This brings us now to Situation 3: the advanced student who is now pregnant. Can it be as easy as telling this prenatal student simply to carry on as usual, and listen to her own body and make adjustments as necessary? Or does one need to bring out a long list of “never do” asanas and pranayamas?
If only life were so simple as to be able to choose one or the other! I think that what is important to understand here, is that the potential for what can be done by an advanced yoga practitioner during a healthy pregnancy is wide open.
However, one must be guided by certain principles and knowledge about the physiological changes that take place during pregnancy, and their far-reaching effects. The growing size inside a woman’s body is not the only factor that affects her yoga practice. Just about every aspect of her life is changing at the same time, including eating, sleeping, eliminating, and the following:
- She will tend to get dizzy in forward bends, getting up from the floor to sitting and/or standing, etc.
- Her balance can be affected.
- As the pregnancy progresses, her abdominal muscles become more stretched out and are thus more susceptible to strain and tears.
- Her ligaments and joints are looser, which makes her more susceptible to strains and sprains.
- Her growing abdomen ought not to be compressed.
- The increased blood flow elevates her body temperature, and can raise her blood pressure.
With this in mind, one can easily see that, even for an advanced practitioner with no complications, a practice will definitely need to be modified. However, the degree of modification, as well as what is appropriate even to attempt, will necessarily be determined on a case-by-case basis. And even that needs to be looked at on a day-to-day basis.
Obviously, then, I cannot give you exact parameters that will enable you to handle every instance of Situation 3. However, the more knowledge you and your student have, the more you will be able to make good choices together.
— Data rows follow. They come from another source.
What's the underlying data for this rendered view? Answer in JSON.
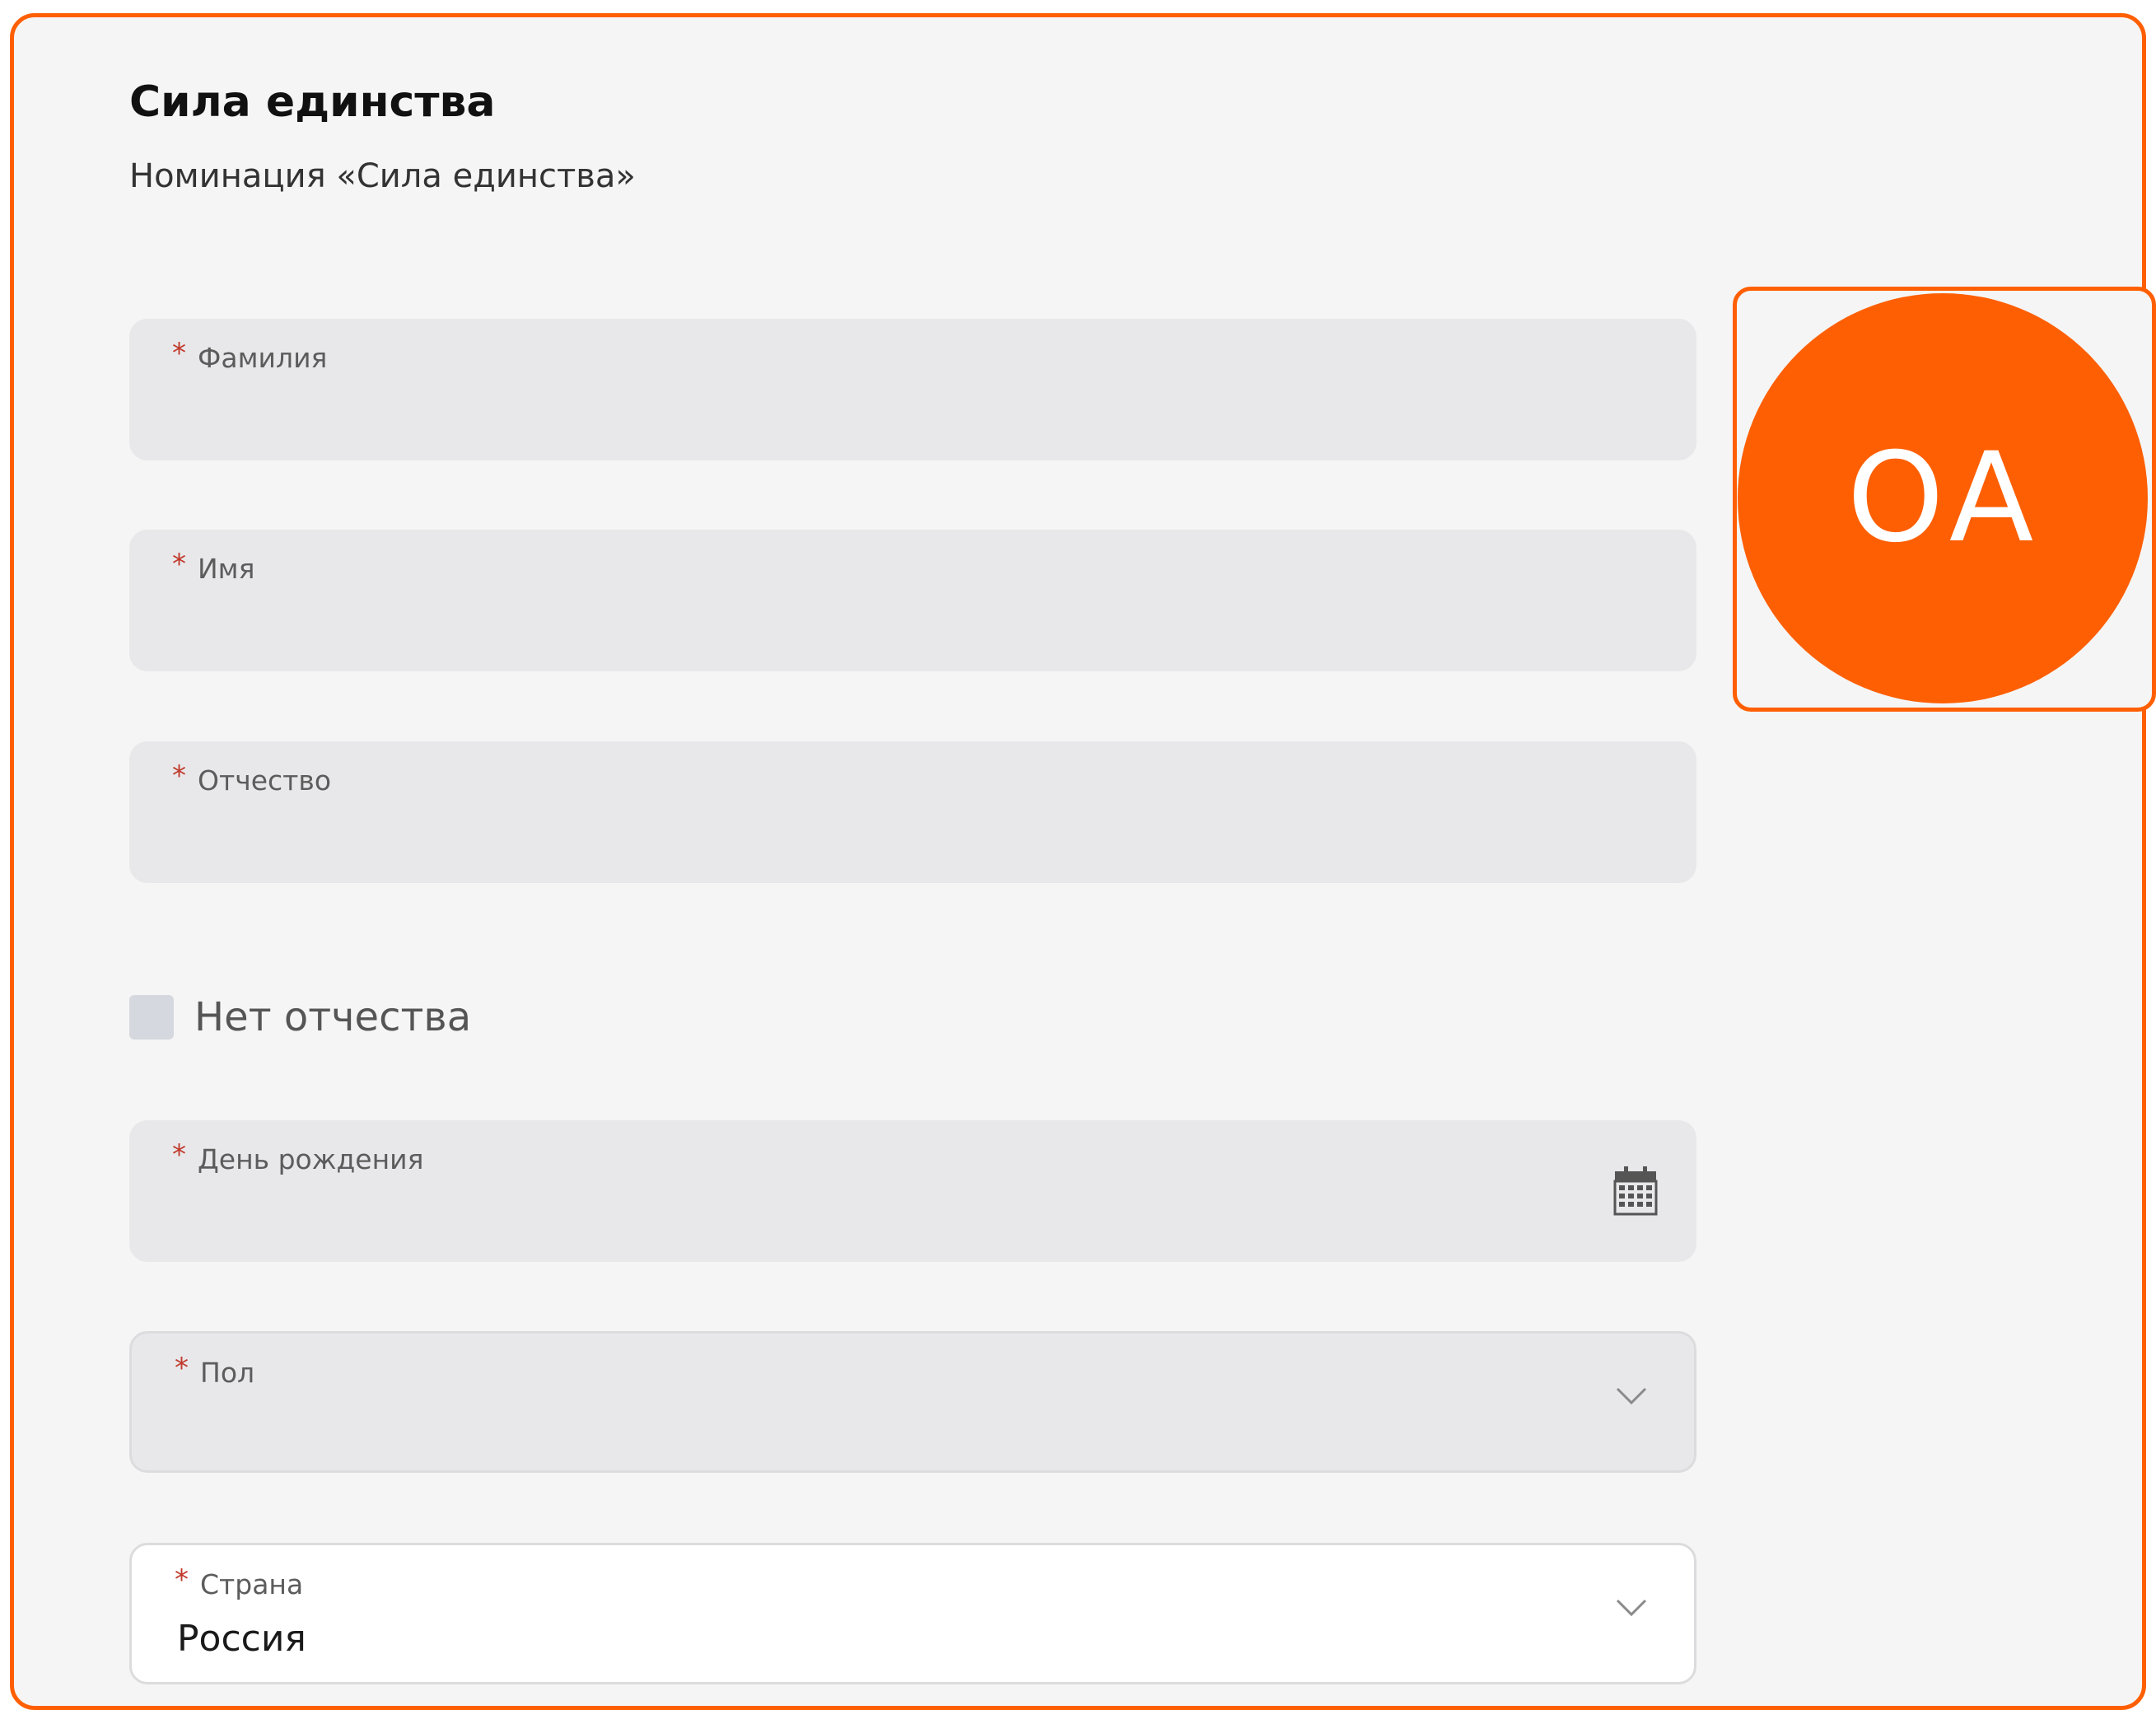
{
  "form": {
    "title": "Сила единства",
    "subtitle": "Номинация «Сила единства»",
    "required_mark": "*",
    "fields": {
      "last_name": {
        "label": "Фамилия",
        "value": ""
      },
      "first_name": {
        "label": "Имя",
        "value": ""
      },
      "patronymic": {
        "label": "Отчество",
        "value": ""
      },
      "birthday": {
        "label": "День рождения",
        "value": "",
        "icon": "calendar-icon"
      },
      "gender": {
        "label": "Пол",
        "value": "",
        "icon": "chevron-down-icon"
      },
      "country": {
        "label": "Страна",
        "value": "Россия",
        "icon": "chevron-down-icon"
      }
    },
    "no_patronymic": {
      "label": "Нет отчества",
      "checked": false
    }
  },
  "avatar": {
    "initials": "ОА"
  },
  "colors": {
    "accent": "#fe5f03",
    "background": "#f5f5f5",
    "field_background": "#e8e8ea",
    "required": "#c0392b"
  }
}
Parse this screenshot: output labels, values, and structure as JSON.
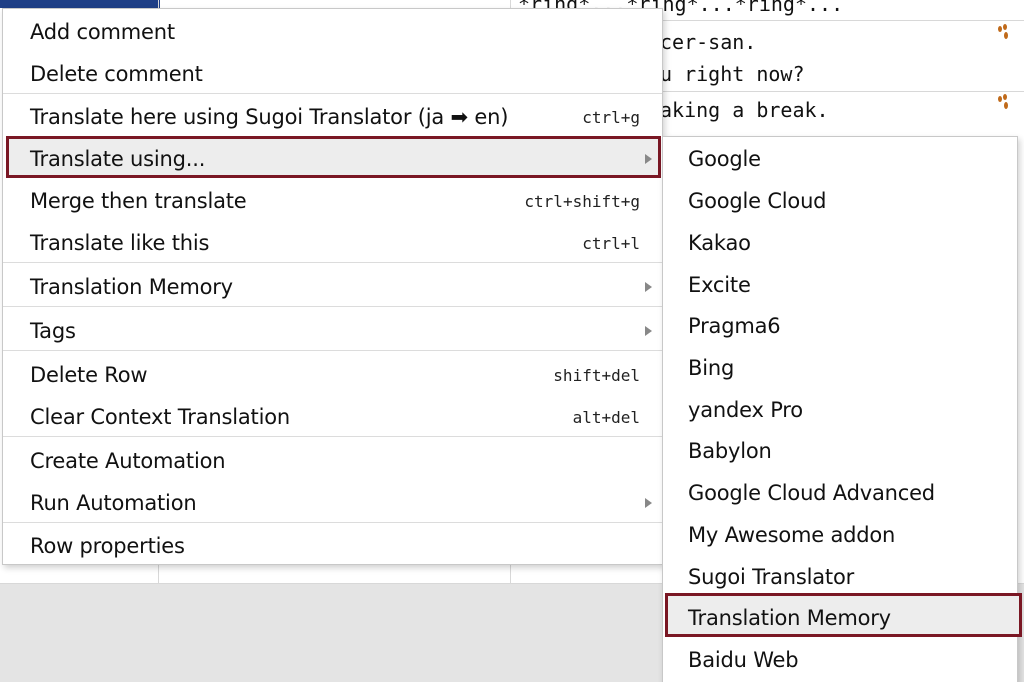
{
  "background": {
    "rows": [
      "*ring*...*ring*...*ring*...",
      "cer-san.",
      "u right now?",
      "aking a break."
    ]
  },
  "context_menu": {
    "items": [
      {
        "label": "Add comment",
        "shortcut": "",
        "submenu": false
      },
      {
        "label": "Delete comment",
        "shortcut": "",
        "submenu": false
      },
      {
        "label": "Translate here using Sugoi Translator (ja ➡ en)",
        "shortcut": "ctrl+g",
        "submenu": false
      },
      {
        "label": "Translate using...",
        "shortcut": "",
        "submenu": true
      },
      {
        "label": "Merge then translate",
        "shortcut": "ctrl+shift+g",
        "submenu": false
      },
      {
        "label": "Translate like this",
        "shortcut": "ctrl+l",
        "submenu": false
      },
      {
        "label": "Translation Memory",
        "shortcut": "",
        "submenu": true
      },
      {
        "label": "Tags",
        "shortcut": "",
        "submenu": true
      },
      {
        "label": "Delete Row",
        "shortcut": "shift+del",
        "submenu": false
      },
      {
        "label": "Clear Context Translation",
        "shortcut": "alt+del",
        "submenu": false
      },
      {
        "label": "Create Automation",
        "shortcut": "",
        "submenu": false
      },
      {
        "label": "Run Automation",
        "shortcut": "",
        "submenu": true
      },
      {
        "label": "Row properties",
        "shortcut": "",
        "submenu": false
      }
    ],
    "highlighted_item": "Translate using..."
  },
  "translate_submenu": {
    "items": [
      "Google",
      "Google Cloud",
      "Kakao",
      "Excite",
      "Pragma6",
      "Bing",
      "yandex Pro",
      "Babylon",
      "Google Cloud Advanced",
      "My Awesome addon",
      "Sugoi Translator",
      "Translation Memory",
      "Baidu Web"
    ],
    "highlighted_item": "Translation Memory"
  },
  "colors": {
    "highlight_border": "#7a1724",
    "highlight_fill": "#ededed",
    "header_blue": "#1f3f86",
    "footprint_icon": "#c06a1a"
  }
}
What I can give you, however, is a real-life example of what one teacher’s prenatal practice looked like. My goal is to demonstrate the range of possibilities in a healthy prenatal practice. This is important, because it’s easy to get so caught up in all of the cautions and potential problems that we can become fearful and contractive, and that is definitely not what yoga is about!
I’ll take you through this example next time, in the second part of this article.